ABC News: On A Call With Trump Officials, Police Chief Pleads: ‘Stop Testing NBA Players, Start Testing First Responders’ At the end of an hour-long phone call with White House and Homeland Security officials, a police chief from outside San Francisco made a stark plea: “Stop testing NBA players, and start testing our first responders.” The appeal came during a call on Friday organized by the International Association of Chiefs of Police in order to provide police departments with information “to get through this crisis OK,” Dr. Alex Eastman of the Dallas Police Department said on the call. (Levine, 3/23)
WBUR: ‘Testing Is Not Fairly Administered’: Immune-Compromised Mother Fights To Get Tested After Son Develops COVID-19 Massachusetts has had its first death as a result of the coronavirus — a man in his 80s from Suffolk County. He had pre-existing health concerns that made him more vulnerable to the virus, according to the state Department of Public Health. (Joliocoeur and Mullins, 3/20)
CNN: Mike Pence Describes Taking A Coronavirus Test Vice President Mike Pence on Sunday described his novel coronavirus test as a “kind of invasive” and a “not comfortable” experience. Pence and second lady Karen Pence both tested negative for the virus Saturday afternoon after a staff member of his office had tested positive.”The test was quick, but it goes a fair amount to the sinuses and it is not comfortable,” Pence said at a White House press briefing. “That is probably a good opportunity to say again to any American looking on, if you do not have symptoms you do not need a test.” (Robertson and LeBlanc, 3/22)
ABC News: Man Learns His Fate Nearly A Week After Taking COVID-19 Test An Atlanta resident who recently tested positive for coronavirus shared his story with ABC News, describing how difficult it was to receive treatment and get his results back. Billy Roberts, 46, tested positive for COVID-19 on Thursday, but his journey began after he attended a concert in Los Angeles and flew home March 1. (Jacobo, 3/21)

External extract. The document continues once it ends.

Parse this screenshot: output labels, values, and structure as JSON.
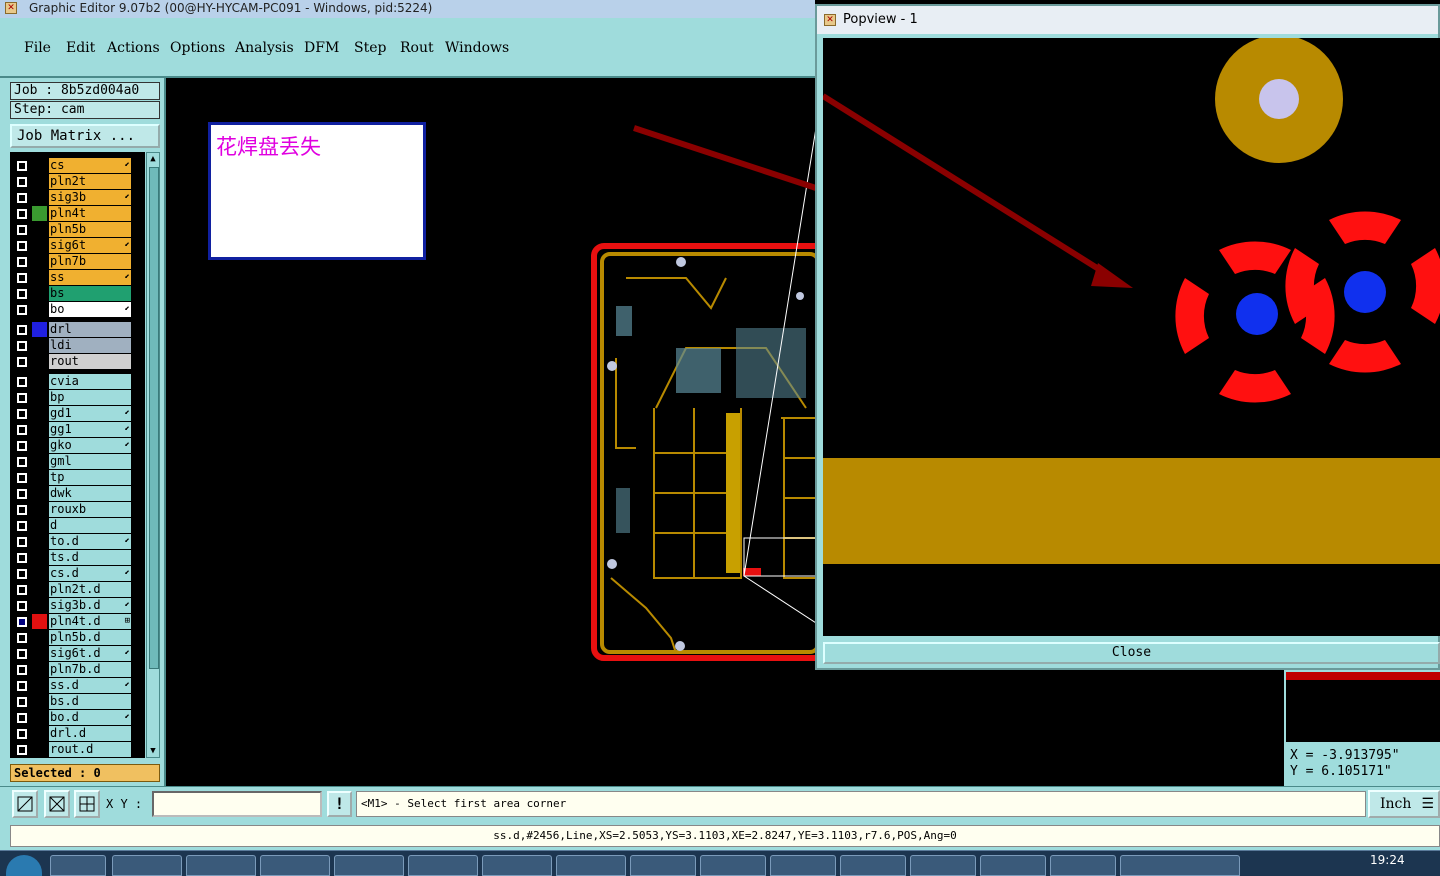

This is part of the KHN Morning Briefing, a summary of health policy coverage from major news organizations. Sign up for an email subscription.